‘Renoir’: Handsome picture lacks dramatic strokes
A movie review of “Renoir,” a lightweight look at the great painter toward the end of his life.
San Francisco Chronicle
‘Renoir,’ with Michel Bouquet, Christa Theret, Vincent Rottiers. Directed by Gilles Bourdos, from a screenplay by Bourdos and Jérôme Tonnerre, based on a book by Jacques Renoir. 111 minutes. Rated R for sequences of art-related nudity and brief language. In French, with English subtitles. SIFF Cinema at the Uptown.

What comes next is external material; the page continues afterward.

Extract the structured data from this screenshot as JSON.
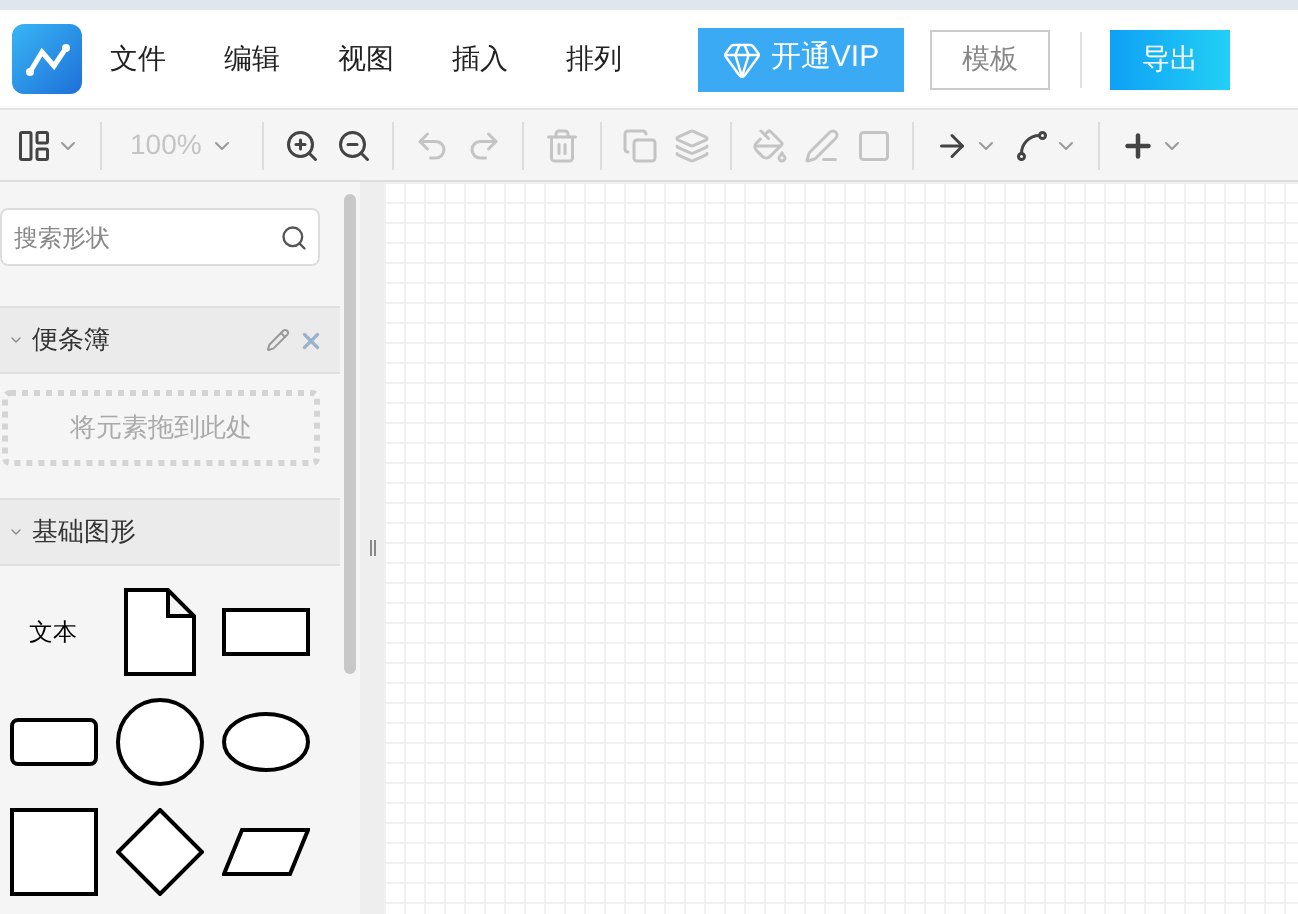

Handsomely mounted but dramatically anemic, Gilles Bourdos’ “Renoir” offers some modest rewards, though its treatment of artistic endeavor, the lure of the flesh and generational issues finally feels lightweight.

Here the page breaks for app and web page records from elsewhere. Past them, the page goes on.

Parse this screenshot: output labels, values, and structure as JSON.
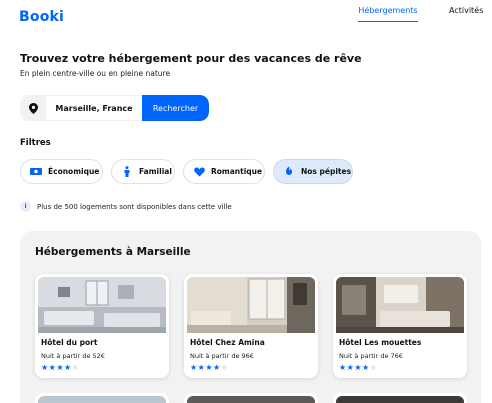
{
  "header": {
    "logo": "Booki",
    "nav": [
      {
        "label": "Hébergements",
        "active": true
      },
      {
        "label": "Activités",
        "active": false
      }
    ]
  },
  "hero": {
    "title": "Trouvez votre hébergement pour des vacances de rêve",
    "subtitle": "En plein centre-ville ou en pleine nature"
  },
  "search": {
    "icon": "location-pin-icon",
    "value": "Marseille, France",
    "button_label": "Rechercher"
  },
  "filters": {
    "label": "Filtres",
    "items": [
      {
        "label": "Économique",
        "icon": "money-icon",
        "selected": false
      },
      {
        "label": "Familial",
        "icon": "person-icon",
        "selected": false
      },
      {
        "label": "Romantique",
        "icon": "heart-icon",
        "selected": false
      },
      {
        "label": "Nos pépites",
        "icon": "hand-icon",
        "selected": true
      }
    ]
  },
  "info": {
    "icon": "info-icon",
    "text": "Plus de 500 logements sont disponibles dans cette ville"
  },
  "listings": {
    "title": "Hébergements à Marseille",
    "cards": [
      {
        "name": "Hôtel du port",
        "price": "Nuit à partir de 52€",
        "rating": 4,
        "max_rating": 5
      },
      {
        "name": "Hôtel Chez Amina",
        "price": "Nuit à partir de 96€",
        "rating": 4,
        "max_rating": 5
      },
      {
        "name": "Hôtel Les mouettes",
        "price": "Nuit à partir de 76€",
        "rating": 4,
        "max_rating": 5
      }
    ]
  },
  "colors": {
    "accent": "#0065fc",
    "panel": "#f2f2f2",
    "chip_selected": "#dee9fb"
  }
}
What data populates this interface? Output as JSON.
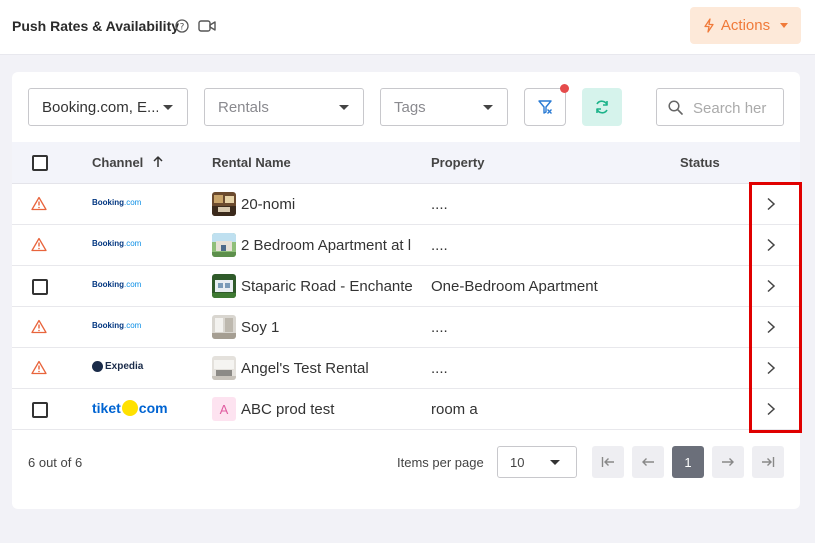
{
  "header": {
    "title": "Push Rates & Availability",
    "actions_label": "Actions"
  },
  "filters": {
    "channel_value": "Booking.com, E...",
    "rentals_placeholder": "Rentals",
    "tags_placeholder": "Tags",
    "search_placeholder": "Search her"
  },
  "table": {
    "columns": {
      "channel": "Channel",
      "rental_name": "Rental Name",
      "property": "Property",
      "status": "Status"
    },
    "rows": [
      {
        "indicator": "warning-icon",
        "channel": "booking",
        "rental": "20-nomi",
        "property": "....",
        "thumb": "photo"
      },
      {
        "indicator": "warning-icon",
        "channel": "booking",
        "rental": "2 Bedroom Apartment at l",
        "property": "....",
        "thumb": "photo"
      },
      {
        "indicator": "checkbox",
        "channel": "booking",
        "rental": "Staparic Road - Enchante",
        "property": "One-Bedroom Apartment",
        "thumb": "photo"
      },
      {
        "indicator": "warning-icon",
        "channel": "booking",
        "rental": "Soy 1",
        "property": "....",
        "thumb": "photo"
      },
      {
        "indicator": "warning-icon",
        "channel": "expedia",
        "rental": "Angel's Test Rental",
        "property": "....",
        "thumb": "photo"
      },
      {
        "indicator": "checkbox",
        "channel": "tiket",
        "rental": "ABC prod test",
        "property": "room a",
        "thumb": "A"
      }
    ]
  },
  "channel_logos": {
    "booking_main": "Booking",
    "booking_suffix": ".com",
    "expedia": "Expedia",
    "tiket_main": "tiket",
    "tiket_suffix": "com"
  },
  "footer": {
    "count_text": "6 out of 6",
    "items_per_page_label": "Items per page",
    "items_per_page_value": "10",
    "current_page": "1"
  },
  "colors": {
    "accent_orange": "#f07a3a",
    "actions_bg": "#fde9d9",
    "refresh_bg": "#d6f3ec",
    "warning": "#e8643c",
    "highlight_border": "#e00000"
  }
}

The story takes place toward the end of Pierre-Auguste Renoir’s life, when the great painter was in a wheelchair and his household helpers — seen here as a lively group of affectionate women — were required to tie his brush to his arthritic hand.

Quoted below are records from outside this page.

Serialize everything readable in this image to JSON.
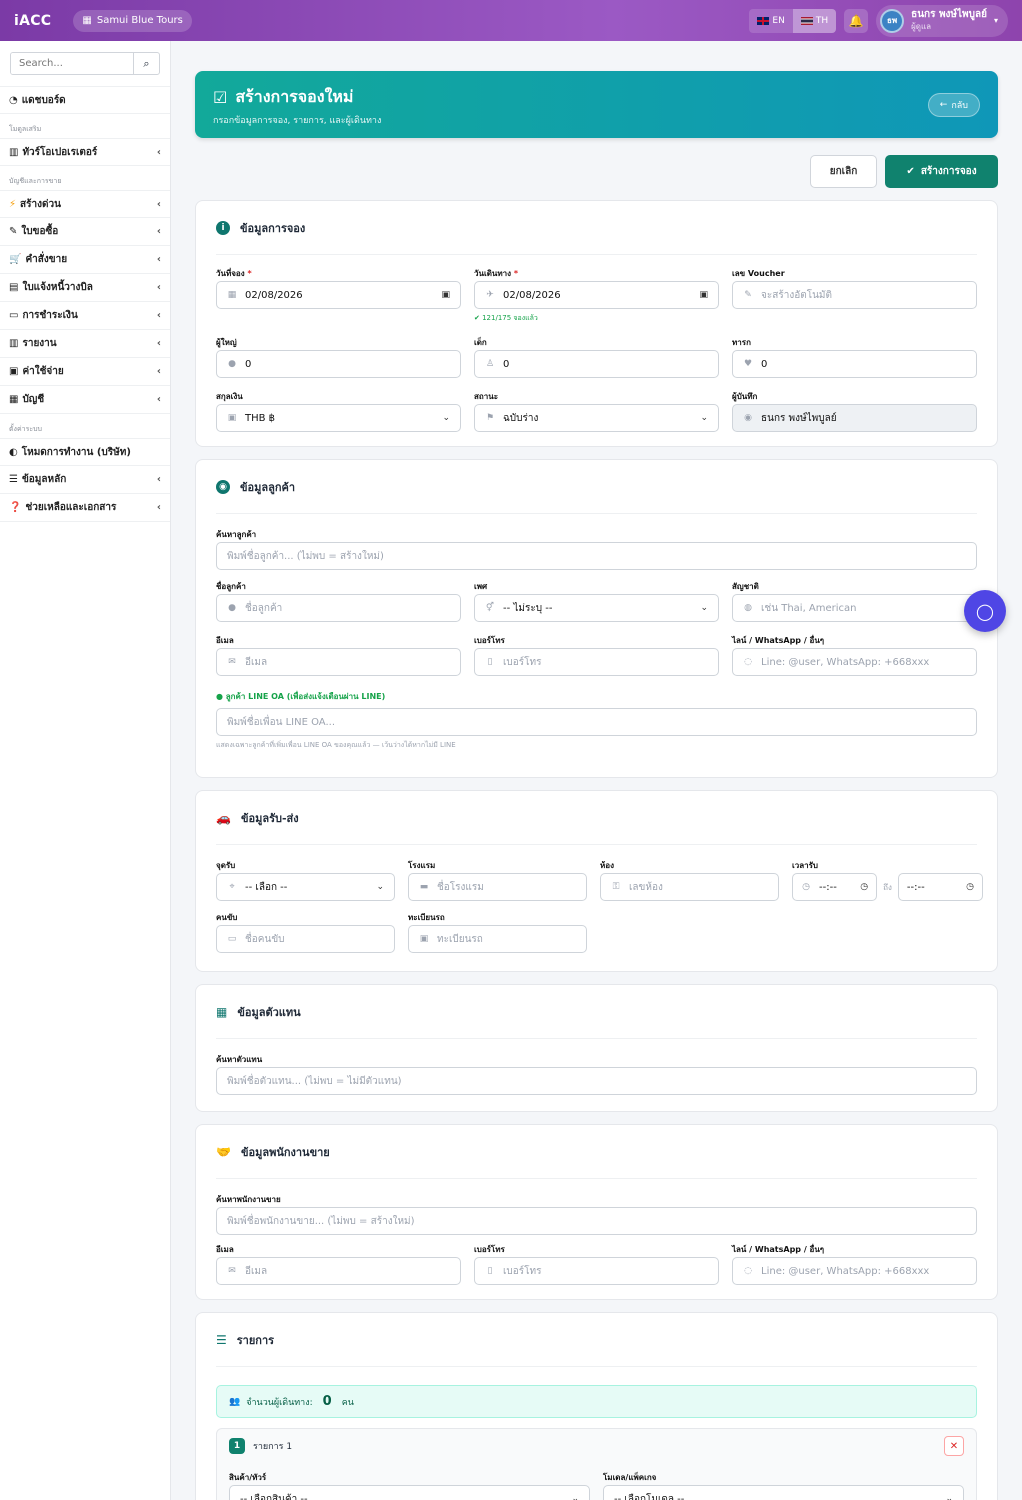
{
  "topbar": {
    "brand": "iACC",
    "company": "Samui Blue Tours",
    "lang_en": "EN",
    "lang_th": "TH",
    "user_initials": "ธพ",
    "user_name": "ธนกร พงษ์ไพบูลย์",
    "user_role": "ผู้ดูแล"
  },
  "sidebar": {
    "search_placeholder": "Search...",
    "dashboard": "แดชบอร์ด",
    "section_addon": "โมดูลเสริม",
    "tour_operator": "ทัวร์โอเปอเรเตอร์",
    "section_accounting": "บัญชีและการขาย",
    "items": [
      {
        "label": "สร้างด่วน",
        "icon": "⚡"
      },
      {
        "label": "ใบขอซื้อ",
        "icon": "✎"
      },
      {
        "label": "คำสั่งขาย",
        "icon": "🛒"
      },
      {
        "label": "ใบแจ้งหนี้วางบิล",
        "icon": "▤"
      },
      {
        "label": "การชำระเงิน",
        "icon": "▭"
      },
      {
        "label": "รายงาน",
        "icon": "▥"
      },
      {
        "label": "ค่าใช้จ่าย",
        "icon": "▣"
      },
      {
        "label": "บัญชี",
        "icon": "▦"
      }
    ],
    "section_settings": "ตั้งค่าระบบ",
    "work_mode": "โหมดการทำงาน (บริษัท)",
    "master_data": "ข้อมูลหลัก",
    "help": "ช่วยเหลือและเอกสาร"
  },
  "banner": {
    "title": "สร้างการจองใหม่",
    "subtitle": "กรอกข้อมูลการจอง, รายการ, และผู้เดินทาง",
    "back": "กลับ"
  },
  "actions": {
    "cancel": "ยกเลิก",
    "create": "สร้างการจอง"
  },
  "booking": {
    "title": "ข้อมูลการจอง",
    "booking_date_label": "วันที่จอง",
    "booking_date": "02/08/2026",
    "travel_date_label": "วันเดินทาง",
    "travel_date": "02/08/2026",
    "capacity_hint": "121/175 จองแล้ว",
    "voucher_label": "เลข Voucher",
    "voucher_placeholder": "จะสร้างอัตโนมัติ",
    "adults_label": "ผู้ใหญ่",
    "adults": "0",
    "children_label": "เด็ก",
    "children": "0",
    "infants_label": "ทารก",
    "infants": "0",
    "currency_label": "สกุลเงิน",
    "currency": "THB ฿",
    "status_label": "สถานะ",
    "status": "ฉบับร่าง",
    "recorder_label": "ผู้บันทึก",
    "recorder": "ธนกร พงษ์ไพบูลย์"
  },
  "customer": {
    "title": "ข้อมูลลูกค้า",
    "search_label": "ค้นหาลูกค้า",
    "search_placeholder": "พิมพ์ชื่อลูกค้า... (ไม่พบ = สร้างใหม่)",
    "name_label": "ชื่อลูกค้า",
    "name_placeholder": "ชื่อลูกค้า",
    "gender_label": "เพศ",
    "gender": "-- ไม่ระบุ --",
    "nationality_label": "สัญชาติ",
    "nationality_placeholder": "เช่น Thai, American",
    "email_label": "อีเมล",
    "email_placeholder": "อีเมล",
    "phone_label": "เบอร์โทร",
    "phone_placeholder": "เบอร์โทร",
    "line_label": "ไลน์ / WhatsApp / อื่นๆ",
    "line_placeholder": "Line: @user, WhatsApp: +668xxx",
    "oa_label": "ลูกค้า LINE OA (เพื่อส่งแจ้งเตือนผ่าน LINE)",
    "oa_placeholder": "พิมพ์ชื่อเพื่อน LINE OA...",
    "oa_hint": "แสดงเฉพาะลูกค้าที่เพิ่มเพื่อน LINE OA ของคุณแล้ว — เว้นว่างได้หากไม่มี LINE"
  },
  "transfer": {
    "title": "ข้อมูลรับ-ส่ง",
    "pickup_label": "จุดรับ",
    "pickup": "-- เลือก --",
    "hotel_label": "โรงแรม",
    "hotel_placeholder": "ชื่อโรงแรม",
    "room_label": "ห้อง",
    "room_placeholder": "เลขห้อง",
    "time_label": "เวลารับ",
    "time_from": "--:--",
    "time_to_sep": "ถึง",
    "time_to": "--:--",
    "driver_label": "คนขับ",
    "driver_placeholder": "ชื่อคนขับ",
    "plate_label": "ทะเบียนรถ",
    "plate_placeholder": "ทะเบียนรถ"
  },
  "agent": {
    "title": "ข้อมูลตัวแทน",
    "search_label": "ค้นหาตัวแทน",
    "search_placeholder": "พิมพ์ชื่อตัวแทน... (ไม่พบ = ไม่มีตัวแทน)"
  },
  "sales": {
    "title": "ข้อมูลพนักงานขาย",
    "search_label": "ค้นหาพนักงานขาย",
    "search_placeholder": "พิมพ์ชื่อพนักงานขาย... (ไม่พบ = สร้างใหม่)",
    "email_label": "อีเมล",
    "email_placeholder": "อีเมล",
    "phone_label": "เบอร์โทร",
    "phone_placeholder": "เบอร์โทร",
    "line_label": "ไลน์ / WhatsApp / อื่นๆ",
    "line_placeholder": "Line: @user, WhatsApp: +668xxx"
  },
  "items": {
    "title": "รายการ",
    "pax_label": "จำนวนผู้เดินทาง:",
    "pax_count": "0",
    "pax_unit": "คน",
    "item_no": "1",
    "item_title": "รายการ 1",
    "product_label": "สินค้า/ทัวร์",
    "product": "-- เลือกสินค้า --",
    "model_label": "โมเดล/แพ็คเกจ",
    "model": "-- เลือกโมเดล --"
  },
  "colors": {
    "topbar": "#8e44ad",
    "banner": "#12a99a",
    "primary": "#10826e",
    "chat": "#4f46e5"
  }
}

It’s the summer of 1915, and Renoir (Michel Bouquet), 74, continues to paint as he copes with the ravages of age. Two arrivals will shake up the household. The first is a beautiful young woman, Andrée (Christa Theret), a rebellious soul seeking work as a model. She poses for the old man, often nude, and he grows to like her.
Then, Renoir’s son Jean (Vincent Rottiers), a cavalry officer, returns home to nurse a leg injured on the battlefield. Jean, something of a stiff, begins to fall for Andrée, who has a bit of a conniving streak, and they begin a romance.
Eventually, we’ll see Andrée awaken Jean’s interest in film — yes, this is the same Jean Renoir who would go on to direct “The Rules of the Game” and other masterworks.
Before the affair, there’s a mild tug of war between father and son for Andrée’s attentions, and later an open and heated conflict between the men over Jean’s intention to return to the front.
The venerable Bouquet and Theret create some interest in their characters, and the portrayal of the artist’s household has touching and amusing moments. But overall the film has a sedative effect. While trying to avoid old-school dramatic fireworks, filmmaker Bourdos errs in the opposite direction. A movie about two supreme artists needs a little more sting.